What Is the Difference Between Ice Melt and Rock Salt?

Rock salt and ice melt are both designed to melt through snow and ice on driveways, sidewalks and other surfaces. Both are sold as bagged pellets to be sprinkled across icy surfaces, lowering the freezing point of water so ice melts and new ice takes longer to form. It also makes ice easier to remove with a shovel or pick. The differences between the two products come down to chemical makeup and performance in different temperatures.

Rock salt, also known as halite, features naturally occurring chunks of pure sodium chloride, the chemical name for salt. Rock salt helps keep ice from forming down to about 5 degrees F.

Ice melt also contains sodium chloride, along with other chemicals like calcium chloride and magnesium chloride. The exact proportions of these chemicals varies by product brand. Most ice melt products, with their calcium chloride additives, will melt ice effectively in temperatures as cold as -10 F.

Ice Melt and Rock Salt Pros and Cons

  • Ice melt usually melts ice faster than rock salt, and is effective against snow and ice down to lower temperatures.
  • Plain rocks salt is often cheaper, but its harder crystalline pellets can be more damaging to concrete, decks and patios.
  • Both ice melt and rock salt are salts, and as such can cause corrosion to concrete and metal.
  • Neither product has been proven to cause more corrosion damage than the other. So whether you use ice melt or rock salt, apply it sparingly, and consider mixing it with sand for extra traction. This will let you use less, minimizing their damage.
  • Both products can irritate pets’ paws.

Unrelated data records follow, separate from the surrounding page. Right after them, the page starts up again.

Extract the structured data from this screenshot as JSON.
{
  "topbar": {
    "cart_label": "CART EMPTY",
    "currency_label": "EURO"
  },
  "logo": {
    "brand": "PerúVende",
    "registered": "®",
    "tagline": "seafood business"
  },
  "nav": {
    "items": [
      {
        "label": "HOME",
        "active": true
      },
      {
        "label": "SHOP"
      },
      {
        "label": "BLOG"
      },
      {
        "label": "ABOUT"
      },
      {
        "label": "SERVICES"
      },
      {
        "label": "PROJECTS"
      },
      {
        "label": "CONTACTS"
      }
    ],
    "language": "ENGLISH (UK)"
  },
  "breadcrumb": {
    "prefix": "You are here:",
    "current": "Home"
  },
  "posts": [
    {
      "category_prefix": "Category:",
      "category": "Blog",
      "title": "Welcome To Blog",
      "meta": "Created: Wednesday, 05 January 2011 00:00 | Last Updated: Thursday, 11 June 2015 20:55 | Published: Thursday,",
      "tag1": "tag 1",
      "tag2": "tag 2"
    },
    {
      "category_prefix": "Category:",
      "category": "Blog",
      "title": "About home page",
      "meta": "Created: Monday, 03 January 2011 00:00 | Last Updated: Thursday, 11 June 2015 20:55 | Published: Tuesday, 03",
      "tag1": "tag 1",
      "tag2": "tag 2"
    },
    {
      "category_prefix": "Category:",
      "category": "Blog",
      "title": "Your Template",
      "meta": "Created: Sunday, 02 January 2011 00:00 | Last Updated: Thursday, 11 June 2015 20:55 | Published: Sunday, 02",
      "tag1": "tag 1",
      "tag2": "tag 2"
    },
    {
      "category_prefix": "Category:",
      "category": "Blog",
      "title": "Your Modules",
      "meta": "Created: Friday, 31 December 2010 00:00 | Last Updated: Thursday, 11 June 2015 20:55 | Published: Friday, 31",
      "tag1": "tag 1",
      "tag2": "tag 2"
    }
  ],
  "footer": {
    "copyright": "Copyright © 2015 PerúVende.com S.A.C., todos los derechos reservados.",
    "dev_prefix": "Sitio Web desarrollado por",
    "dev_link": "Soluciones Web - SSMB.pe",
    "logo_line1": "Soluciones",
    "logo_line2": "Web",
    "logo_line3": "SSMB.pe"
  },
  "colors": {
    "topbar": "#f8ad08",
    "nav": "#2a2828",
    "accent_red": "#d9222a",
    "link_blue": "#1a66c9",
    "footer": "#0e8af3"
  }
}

Note: Wash or wipe your pet’s paws when they come inside, being careful to remove all salty residue. Some ice melt products claim to be pet friendly due to a coating of calcium magnesium acetate on the individual crystals. Trouble is, this coating melts away after the product is applied, leaving pets’ paws as vulnerable as ever.

When To Use Ice Melt or Rock Salt

  • If your temperatures routinely drop below 5 F, go with ice melt
  • For areas where temps below 5 F are rare, simple rock salt is fine.
  • Choose a product with a high proportion of calcium chloride, which lowers water’s melting point more than any of the other ingredients.